Instructions to follow:
Repeat the data exactly, please.

Interface dataset entries:
BEGIN

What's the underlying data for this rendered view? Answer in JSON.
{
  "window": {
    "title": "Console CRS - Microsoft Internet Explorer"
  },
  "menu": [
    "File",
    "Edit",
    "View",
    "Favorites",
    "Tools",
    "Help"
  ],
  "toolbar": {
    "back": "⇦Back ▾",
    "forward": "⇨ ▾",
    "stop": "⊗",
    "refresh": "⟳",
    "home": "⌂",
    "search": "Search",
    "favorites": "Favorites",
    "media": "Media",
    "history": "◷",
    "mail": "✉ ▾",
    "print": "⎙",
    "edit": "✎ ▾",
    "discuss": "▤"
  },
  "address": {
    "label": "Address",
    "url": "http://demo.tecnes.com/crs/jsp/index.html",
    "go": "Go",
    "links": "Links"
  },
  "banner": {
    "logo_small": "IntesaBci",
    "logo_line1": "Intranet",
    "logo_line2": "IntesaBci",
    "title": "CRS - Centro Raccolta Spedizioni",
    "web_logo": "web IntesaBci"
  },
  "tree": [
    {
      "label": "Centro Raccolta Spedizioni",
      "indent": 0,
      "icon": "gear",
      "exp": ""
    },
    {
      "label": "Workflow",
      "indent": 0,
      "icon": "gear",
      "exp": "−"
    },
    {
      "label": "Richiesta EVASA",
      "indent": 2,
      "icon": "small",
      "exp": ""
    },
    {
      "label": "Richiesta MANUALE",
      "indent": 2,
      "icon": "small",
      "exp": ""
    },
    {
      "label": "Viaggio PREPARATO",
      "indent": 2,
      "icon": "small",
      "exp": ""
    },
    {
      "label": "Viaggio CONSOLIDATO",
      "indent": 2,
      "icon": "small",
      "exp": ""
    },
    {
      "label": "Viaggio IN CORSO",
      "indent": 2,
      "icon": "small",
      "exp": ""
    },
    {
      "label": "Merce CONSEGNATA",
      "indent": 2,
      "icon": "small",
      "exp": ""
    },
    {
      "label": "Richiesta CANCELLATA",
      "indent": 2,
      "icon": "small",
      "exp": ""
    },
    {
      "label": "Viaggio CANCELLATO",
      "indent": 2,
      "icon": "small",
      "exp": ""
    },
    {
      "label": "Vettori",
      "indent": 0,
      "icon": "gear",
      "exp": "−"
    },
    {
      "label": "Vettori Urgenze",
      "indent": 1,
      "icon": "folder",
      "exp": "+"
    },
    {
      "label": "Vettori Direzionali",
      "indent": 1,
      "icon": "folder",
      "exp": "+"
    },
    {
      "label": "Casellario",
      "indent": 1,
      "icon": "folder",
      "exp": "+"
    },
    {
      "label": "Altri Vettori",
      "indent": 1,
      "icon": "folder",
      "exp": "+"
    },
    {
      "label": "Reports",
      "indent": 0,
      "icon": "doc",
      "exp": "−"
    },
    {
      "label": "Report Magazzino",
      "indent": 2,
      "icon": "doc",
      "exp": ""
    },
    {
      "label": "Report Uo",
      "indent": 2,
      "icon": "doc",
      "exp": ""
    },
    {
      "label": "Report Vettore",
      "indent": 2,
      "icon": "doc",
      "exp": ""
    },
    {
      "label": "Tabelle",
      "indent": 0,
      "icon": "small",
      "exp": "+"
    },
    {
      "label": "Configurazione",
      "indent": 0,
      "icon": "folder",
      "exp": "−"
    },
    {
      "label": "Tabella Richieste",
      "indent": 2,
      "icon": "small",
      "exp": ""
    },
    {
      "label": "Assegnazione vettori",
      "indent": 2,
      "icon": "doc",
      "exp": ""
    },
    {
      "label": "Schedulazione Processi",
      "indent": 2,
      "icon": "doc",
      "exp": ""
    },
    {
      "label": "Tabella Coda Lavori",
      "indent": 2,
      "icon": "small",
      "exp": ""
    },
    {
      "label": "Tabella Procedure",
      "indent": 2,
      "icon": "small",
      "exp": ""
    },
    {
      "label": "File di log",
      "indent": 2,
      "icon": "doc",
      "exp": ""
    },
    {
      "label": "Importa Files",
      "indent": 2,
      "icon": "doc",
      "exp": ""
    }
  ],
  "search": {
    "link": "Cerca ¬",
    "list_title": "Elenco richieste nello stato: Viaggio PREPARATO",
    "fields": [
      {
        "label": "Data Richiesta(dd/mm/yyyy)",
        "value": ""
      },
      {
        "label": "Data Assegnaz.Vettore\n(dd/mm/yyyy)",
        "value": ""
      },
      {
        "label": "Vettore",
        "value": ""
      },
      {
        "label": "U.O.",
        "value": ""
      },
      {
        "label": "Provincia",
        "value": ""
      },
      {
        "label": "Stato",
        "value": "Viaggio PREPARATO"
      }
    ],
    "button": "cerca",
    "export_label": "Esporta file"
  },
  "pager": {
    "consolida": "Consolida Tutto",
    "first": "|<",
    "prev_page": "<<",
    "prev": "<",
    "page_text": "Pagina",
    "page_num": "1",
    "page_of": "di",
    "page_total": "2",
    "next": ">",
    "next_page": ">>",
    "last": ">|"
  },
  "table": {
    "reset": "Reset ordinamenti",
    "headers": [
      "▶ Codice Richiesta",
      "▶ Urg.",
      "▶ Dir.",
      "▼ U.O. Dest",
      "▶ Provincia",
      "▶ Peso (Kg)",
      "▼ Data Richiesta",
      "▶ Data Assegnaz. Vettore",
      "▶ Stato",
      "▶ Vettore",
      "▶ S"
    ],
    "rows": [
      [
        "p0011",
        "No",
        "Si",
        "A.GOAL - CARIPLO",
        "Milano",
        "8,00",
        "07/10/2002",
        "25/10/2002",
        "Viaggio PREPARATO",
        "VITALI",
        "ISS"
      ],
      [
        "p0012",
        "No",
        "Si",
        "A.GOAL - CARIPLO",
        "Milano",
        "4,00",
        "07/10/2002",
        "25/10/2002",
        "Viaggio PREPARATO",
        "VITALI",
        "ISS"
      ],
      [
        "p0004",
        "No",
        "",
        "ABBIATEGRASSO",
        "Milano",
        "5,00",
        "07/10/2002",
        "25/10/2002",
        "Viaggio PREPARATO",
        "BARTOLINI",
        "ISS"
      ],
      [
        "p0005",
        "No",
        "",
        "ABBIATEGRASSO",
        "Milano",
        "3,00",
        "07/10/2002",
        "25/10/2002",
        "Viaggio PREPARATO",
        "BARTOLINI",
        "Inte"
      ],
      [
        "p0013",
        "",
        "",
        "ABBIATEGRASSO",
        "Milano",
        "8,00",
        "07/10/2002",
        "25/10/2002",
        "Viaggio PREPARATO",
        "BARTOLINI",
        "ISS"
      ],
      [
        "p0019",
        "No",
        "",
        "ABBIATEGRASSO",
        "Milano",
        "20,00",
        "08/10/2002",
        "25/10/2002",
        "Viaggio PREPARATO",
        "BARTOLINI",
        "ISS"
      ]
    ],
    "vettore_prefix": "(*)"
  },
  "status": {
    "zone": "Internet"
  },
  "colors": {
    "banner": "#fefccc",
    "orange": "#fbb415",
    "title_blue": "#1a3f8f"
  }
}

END

Exercise response:
What's the underlying data for this rendered view? Answer in JSON.
{
  "window": {
    "title": "Console CRS - Microsoft Internet Explorer"
  },
  "menu": [
    "File",
    "Edit",
    "View",
    "Favorites",
    "Tools",
    "Help"
  ],
  "toolbar": {
    "back": "⇦Back ▾",
    "forward": "⇨ ▾",
    "stop": "⊗",
    "refresh": "⟳",
    "home": "⌂",
    "search": "Search",
    "favorites": "Favorites",
    "media": "Media",
    "history": "◷",
    "mail": "✉ ▾",
    "print": "⎙",
    "edit": "✎ ▾",
    "discuss": "▤"
  },
  "address": {
    "label": "Address",
    "url": "http://demo.tecnes.com/crs/jsp/index.html",
    "go": "Go",
    "links": "Links"
  },
  "banner": {
    "logo_small": "IntesaBci",
    "logo_line1": "Intranet",
    "logo_line2": "IntesaBci",
    "title": "CRS - Centro Raccolta Spedizioni",
    "web_logo": "web IntesaBci"
  },
  "tree": [
    {
      "label": "Centro Raccolta Spedizioni",
      "indent": 0,
      "icon": "gear",
      "exp": ""
    },
    {
      "label": "Workflow",
      "indent": 0,
      "icon": "gear",
      "exp": "−"
    },
    {
      "label": "Richiesta EVASA",
      "indent": 2,
      "icon": "small",
      "exp": ""
    },
    {
      "label": "Richiesta MANUALE",
      "indent": 2,
      "icon": "small",
      "exp": ""
    },
    {
      "label": "Viaggio PREPARATO",
      "indent": 2,
      "icon": "small",
      "exp": ""
    },
    {
      "label": "Viaggio CONSOLIDATO",
      "indent": 2,
      "icon": "small",
      "exp": ""
    },
    {
      "label": "Viaggio IN CORSO",
      "indent": 2,
      "icon": "small",
      "exp": ""
    },
    {
      "label": "Merce CONSEGNATA",
      "indent": 2,
      "icon": "small",
      "exp": ""
    },
    {
      "label": "Richiesta CANCELLATA",
      "indent": 2,
      "icon": "small",
      "exp": ""
    },
    {
      "label": "Viaggio CANCELLATO",
      "indent": 2,
      "icon": "small",
      "exp": ""
    },
    {
      "label": "Vettori",
      "indent": 0,
      "icon": "gear",
      "exp": "−"
    },
    {
      "label": "Vettori Urgenze",
      "indent": 1,
      "icon": "folder",
      "exp": "+"
    },
    {
      "label": "Vettori Direzionali",
      "indent": 1,
      "icon": "folder",
      "exp": "+"
    },
    {
      "label": "Casellario",
      "indent": 1,
      "icon": "folder",
      "exp": "+"
    },
    {
      "label": "Altri Vettori",
      "indent": 1,
      "icon": "folder",
      "exp": "+"
    },
    {
      "label": "Reports",
      "indent": 0,
      "icon": "doc",
      "exp": "−"
    },
    {
      "label": "Report Magazzino",
      "indent": 2,
      "icon": "doc",
      "exp": ""
    },
    {
      "label": "Report Uo",
      "indent": 2,
      "icon": "doc",
      "exp": ""
    },
    {
      "label": "Report Vettore",
      "indent": 2,
      "icon": "doc",
      "exp": ""
    },
    {
      "label": "Tabelle",
      "indent": 0,
      "icon": "small",
      "exp": "+"
    },
    {
      "label": "Configurazione",
      "indent": 0,
      "icon": "folder",
      "exp": "−"
    },
    {
      "label": "Tabella Richieste",
      "indent": 2,
      "icon": "small",
      "exp": ""
    },
    {
      "label": "Assegnazione vettori",
      "indent": 2,
      "icon": "doc",
      "exp": ""
    },
    {
      "label": "Schedulazione Processi",
      "indent": 2,
      "icon": "doc",
      "exp": ""
    },
    {
      "label": "Tabella Coda Lavori",
      "indent": 2,
      "icon": "small",
      "exp": ""
    },
    {
      "label": "Tabella Procedure",
      "indent": 2,
      "icon": "small",
      "exp": ""
    },
    {
      "label": "File di log",
      "indent": 2,
      "icon": "doc",
      "exp": ""
    },
    {
      "label": "Importa Files",
      "indent": 2,
      "icon": "doc",
      "exp": ""
    }
  ],
  "search": {
    "link": "Cerca ¬",
    "list_title": "Elenco richieste nello stato: Viaggio PREPARATO",
    "fields": [
      {
        "label": "Data Richiesta(dd/mm/yyyy)",
        "value": ""
      },
      {
        "label": "Data Assegnaz.Vettore\n(dd/mm/yyyy)",
        "value": ""
      },
      {
        "label": "Vettore",
        "value": ""
      },
      {
        "label": "U.O.",
        "value": ""
      },
      {
        "label": "Provincia",
        "value": ""
      },
      {
        "label": "Stato",
        "value": "Viaggio PREPARATO"
      }
    ],
    "button": "cerca",
    "export_label": "Esporta file"
  },
  "pager": {
    "consolida": "Consolida Tutto",
    "first": "|<",
    "prev_page": "<<",
    "prev": "<",
    "page_text": "Pagina",
    "page_num": "1",
    "page_of": "di",
    "page_total": "2",
    "next": ">",
    "next_page": ">>",
    "last": ">|"
  },
  "table": {
    "reset": "Reset ordinamenti",
    "headers": [
      "▶ Codice Richiesta",
      "▶ Urg.",
      "▶ Dir.",
      "▼ U.O. Dest",
      "▶ Provincia",
      "▶ Peso (Kg)",
      "▼ Data Richiesta",
      "▶ Data Assegnaz. Vettore",
      "▶ Stato",
      "▶ Vettore",
      "▶ S"
    ],
    "rows": [
      [
        "p0011",
        "No",
        "Si",
        "A.GOAL - CARIPLO",
        "Milano",
        "8,00",
        "07/10/2002",
        "25/10/2002",
        "Viaggio PREPARATO",
        "VITALI",
        "ISS"
      ],
      [
        "p0012",
        "No",
        "Si",
        "A.GOAL - CARIPLO",
        "Milano",
        "4,00",
        "07/10/2002",
        "25/10/2002",
        "Viaggio PREPARATO",
        "VITALI",
        "ISS"
      ],
      [
        "p0004",
        "No",
        "",
        "ABBIATEGRASSO",
        "Milano",
        "5,00",
        "07/10/2002",
        "25/10/2002",
        "Viaggio PREPARATO",
        "BARTOLINI",
        "ISS"
      ],
      [
        "p0005",
        "No",
        "",
        "ABBIATEGRASSO",
        "Milano",
        "3,00",
        "07/10/2002",
        "25/10/2002",
        "Viaggio PREPARATO",
        "BARTOLINI",
        "Inte"
      ],
      [
        "p0013",
        "",
        "",
        "ABBIATEGRASSO",
        "Milano",
        "8,00",
        "07/10/2002",
        "25/10/2002",
        "Viaggio PREPARATO",
        "BARTOLINI",
        "ISS"
      ],
      [
        "p0019",
        "No",
        "",
        "ABBIATEGRASSO",
        "Milano",
        "20,00",
        "08/10/2002",
        "25/10/2002",
        "Viaggio PREPARATO",
        "BARTOLINI",
        "ISS"
      ]
    ],
    "vettore_prefix": "(*)"
  },
  "status": {
    "zone": "Internet"
  },
  "colors": {
    "banner": "#fefccc",
    "orange": "#fbb415",
    "title_blue": "#1a3f8f"
  }
}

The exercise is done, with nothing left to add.